"I am praising them," Okawville Superintendent Scott Fuhrhop said. "I'm very proud of that, but that's what we do expect here, and I wish everybody would learn that lesson."
After the attack, the Carrollton players are seen yelling and gesturing to the crowd. Carrollton School District Superintendent, Dr. Elizabeth Pressler could not legally share the direct results of the action the school took, but did share the school's overall thoughts on the incident.
"A few of our student athletes exhibited extremely poor judgement and decorum," Pressler said. "The actions we took were intended to change behavior that we were not pleased with."
Both sides are disappointed that a great game that should have ended in sportsmanship and celebration is now remembered by one isolated incident.
Wienstroer said, "You don't want the worst thing that could possibly happen to overshadow one of the best moments you're supposed to experience as a basketball player."
"Anytime that it takes away from the kids, "Fuhrhop agreed. "And the emphasis from that night is on negatives instead of the positives of the evening. It was unfortunate for everybody involved."

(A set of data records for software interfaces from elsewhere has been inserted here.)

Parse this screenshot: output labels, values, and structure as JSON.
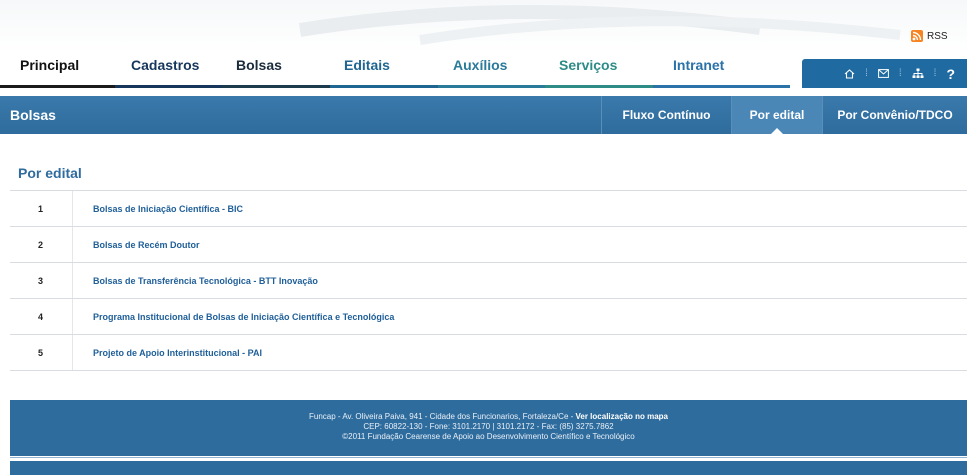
{
  "header": {
    "rss_label": "RSS",
    "nav": [
      {
        "label": "Principal",
        "color": "#111111",
        "bar": "#1b1b1b"
      },
      {
        "label": "Cadastros",
        "color": "#16365c",
        "bar": "#16365c"
      },
      {
        "label": "Bolsas",
        "color": "#1b2b3c",
        "bar": "#1c3c4e"
      },
      {
        "label": "Editais",
        "color": "#1e6691",
        "bar": "#1e6691"
      },
      {
        "label": "Auxílios",
        "color": "#2a7a9a",
        "bar": "#2a7a9a"
      },
      {
        "label": "Serviços",
        "color": "#2d8c86",
        "bar": "#2d8c86"
      },
      {
        "label": "Intranet",
        "color": "#2a72a8",
        "bar": "#2a72a8"
      }
    ],
    "utility": {
      "home_icon": "home-icon",
      "mail_icon": "mail-icon",
      "sitemap_icon": "sitemap-icon",
      "help_label": "?"
    }
  },
  "section": {
    "title": "Bolsas",
    "tabs": [
      {
        "label": "Fluxo Contínuo",
        "active": false
      },
      {
        "label": "Por edital",
        "active": true
      },
      {
        "label": "Por Convênio/TDCO",
        "active": false
      }
    ]
  },
  "page": {
    "heading": "Por edital",
    "items": [
      {
        "num": "1",
        "label": "Bolsas de Iniciação Científica - BIC"
      },
      {
        "num": "2",
        "label": "Bolsas de Recém Doutor"
      },
      {
        "num": "3",
        "label": "Bolsas de Transferência Tecnológica - BTT Inovação"
      },
      {
        "num": "4",
        "label": "Programa Institucional de Bolsas de Iniciação Científica e Tecnológica"
      },
      {
        "num": "5",
        "label": "Projeto de Apoio Interinstitucional - PAI"
      }
    ]
  },
  "footer": {
    "line1_text": "Funcap - Av. Oliveira Paiva, 941 - Cidade dos Funcionarios, Fortaleza/Ce - ",
    "line1_link": "Ver localização no mapa",
    "line2": "CEP: 60822-130 - Fone: 3101.2170 | 3101.2172 - Fax: (85) 3275.7862",
    "line3": "©2011 Fundação Cearense de Apoio ao Desenvolvimento Científico e Tecnológico"
  },
  "colors": {
    "accent": "#2f6c9e",
    "link": "#1f5f99",
    "rss": "#f78422"
  }
}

"As a school district," Pressler added, "we take this very seriously and we have a very high expectation for the way our students handle themselves, and how they represent their school and their community."